It is important for accelerating Japan‘s drone development in that even organizations with no affiliation with JUTM or other industry groups have access to a field for testing drone systems that are under development in order to identify problem areas. Such venue , called the "Fukushima Robot Test Field" (Fukushima RTF), has been established in an area stretching between Minami-soma City and Namie Town, Fukushima Prefecture. The Fukushima RTF originated out of the Fukushima Innovation Coast Scheme, which was put together for the purpose of industrial rehabilitation in the Fukushima Hama-dori area. The Fukushima RTF is a research & development base where the demonstration testing of drones and other robots can be carried out while replicating actual usage environments.
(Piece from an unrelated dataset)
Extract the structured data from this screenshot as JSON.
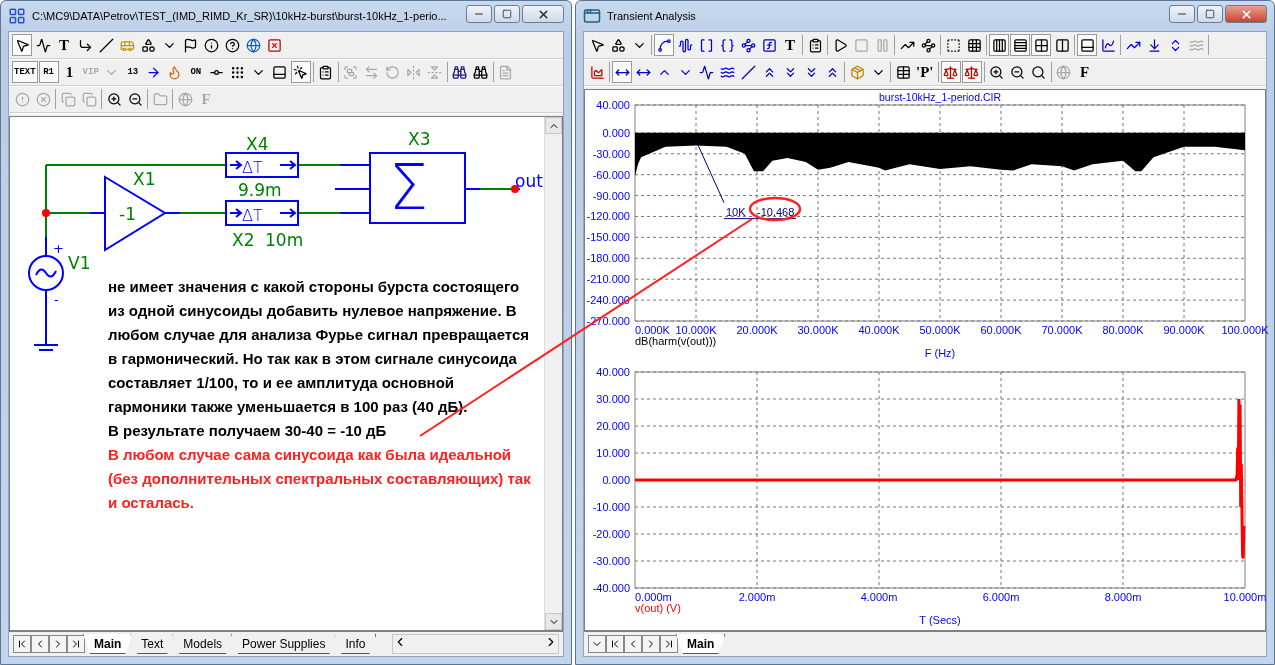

An open facility available for anyone to freely use, it is expected to serve as a place for accelerating the development of Japan's robot industry. In the short term, it will offer a high degree of freedom, and developers, startups, universities, and research institutions are expected to use it. In the long-term, with the situating nearby of a robot industrial base, the aim is to become a base for quality control and performance checks. According to Mr.Akifumi Kitajima, head of the Fukushima Robot Industry Promotion Council: "We want to root the robot industry in this area by developing it as a center for the industry of next-generation robots, including drones. We also want to use the Fukushima RTF as a way to bring the industry and people together, such that the Fukushima RTF can play a central role in economic revitalization. At the same time, we seek to actively attract people in addition to enterprises by promoting human resources development and personnel exchange."
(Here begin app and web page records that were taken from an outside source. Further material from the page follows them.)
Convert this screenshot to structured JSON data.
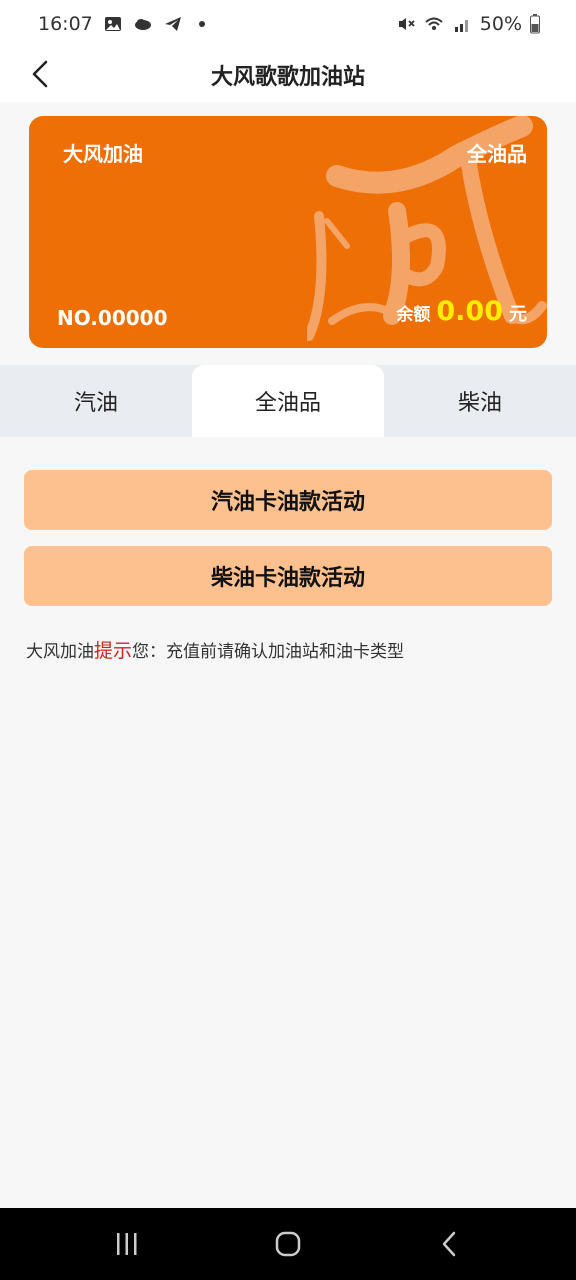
{
  "status_bar": {
    "time": "16:07",
    "battery": "50%",
    "icons": [
      "image-icon",
      "cloud-icon",
      "telegram-icon",
      "notification-dot-icon",
      "mute-icon",
      "wifi-icon",
      "signal-icon",
      "battery-icon"
    ]
  },
  "header": {
    "title": "大风歌歌加油站",
    "back_icon": "chevron-left-icon"
  },
  "card": {
    "brand": "大风加油",
    "type": "全油品",
    "number": "NO.00000",
    "balance_label": "余额",
    "balance_value": "0.00",
    "balance_unit": "元",
    "color": "#ee6f06",
    "balance_color": "#ffee00"
  },
  "tabs": [
    {
      "label": "汽油"
    },
    {
      "label": "全油品",
      "active": true
    },
    {
      "label": "柴油"
    }
  ],
  "buttons": {
    "gas_activity": "汽油卡油款活动",
    "diesel_activity": "柴油卡油款活动",
    "color": "#fdc18f"
  },
  "notice": {
    "prefix": "大风加油",
    "highlight": "提示",
    "suffix": "您：充值前请确认加油站和油卡类型",
    "highlight_color": "#d0241c"
  },
  "nav_bar": {
    "recent_icon": "recent-apps-icon",
    "home_icon": "home-icon",
    "back_icon": "back-icon"
  }
}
As the robot industry grows, drones, in particular, are squarely in the spotlight. For drones to be used in a variety of different use settings, an environment must be developed that lets drones on different missions fly safely at the same time. To accomplish this, drone manufacturers need an environment in which they can connect with a UTM to perform demonstration testing without having to go through a mass of complicated procedures. Fukushima RTF represents such an important place, and Hitachi supports it behind the scenes.
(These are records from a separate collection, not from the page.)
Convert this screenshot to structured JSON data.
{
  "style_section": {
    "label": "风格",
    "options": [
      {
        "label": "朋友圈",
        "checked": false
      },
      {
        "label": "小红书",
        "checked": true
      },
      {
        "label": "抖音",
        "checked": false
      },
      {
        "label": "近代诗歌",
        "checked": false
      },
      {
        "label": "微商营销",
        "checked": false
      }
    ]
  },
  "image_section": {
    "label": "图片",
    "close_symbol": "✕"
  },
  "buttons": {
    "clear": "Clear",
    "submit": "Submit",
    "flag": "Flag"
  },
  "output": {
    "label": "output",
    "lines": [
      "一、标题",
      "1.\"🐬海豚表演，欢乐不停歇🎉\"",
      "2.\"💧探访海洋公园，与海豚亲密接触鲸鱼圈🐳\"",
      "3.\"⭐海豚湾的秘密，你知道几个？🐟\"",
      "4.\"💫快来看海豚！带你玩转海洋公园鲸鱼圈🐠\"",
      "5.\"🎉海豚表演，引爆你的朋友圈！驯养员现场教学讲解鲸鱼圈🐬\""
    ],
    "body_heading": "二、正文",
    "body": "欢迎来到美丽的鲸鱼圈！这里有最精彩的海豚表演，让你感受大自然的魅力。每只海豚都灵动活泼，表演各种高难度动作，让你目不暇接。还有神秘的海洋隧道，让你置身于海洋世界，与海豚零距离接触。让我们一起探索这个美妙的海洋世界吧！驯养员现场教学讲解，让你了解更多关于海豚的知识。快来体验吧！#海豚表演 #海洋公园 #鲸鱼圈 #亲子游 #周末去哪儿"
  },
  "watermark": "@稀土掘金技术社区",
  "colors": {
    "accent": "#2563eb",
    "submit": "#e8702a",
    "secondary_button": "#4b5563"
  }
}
Fukushima Robot Test Field (Fukushima RTF) (Photograph provided by the Fukushima RTF)
With a view toward advancing the widespread use of drones, Hitachi is also promoting the development of technology that links drones with Lumada. This involves a system in which the data collected by the drone is analyzed by an IoT platform.
For example, bridge inspections are a case in which drone features are maximally utilized. With as many as 700,000 bridges in Japan, it is desirable to be able to inspect their deterioration with efficiency. Drone photography of bridge surface condition yields an inspection efficiency much higher than current manual methods. Hitachi is going forward with demonstration testing in which images and video captured by drones are linked to Lumada's artificial intelligence (AI), a configuration that efficiently accomplishes deterioration detection that until now has depended on the experience of expert inspectors. In this way, Hitachi is providing as a drone platform a one-stop service that includes both a UTM for managing drone operation and Lumada-linked data analysis.
A society that can implement UTM would be able to witness the realization of previously unconceived drone applications. The day may soon come when drones drop from the sky with deliveries, carry heavy packages for people, and otherwise help people out. This will lead not only to business value for service providers, but also to improved Quality of Life for people. To achieve such a society, Hitachi will continue to collaborate with business partners of various industries, contributing to the tandem themes of technology development and lawmaking and to staging opportunities in the pursuit of drone solutions.
Release Date: March 2020
Solutions By: Drone Business Development Center, Hitachi, Ltd.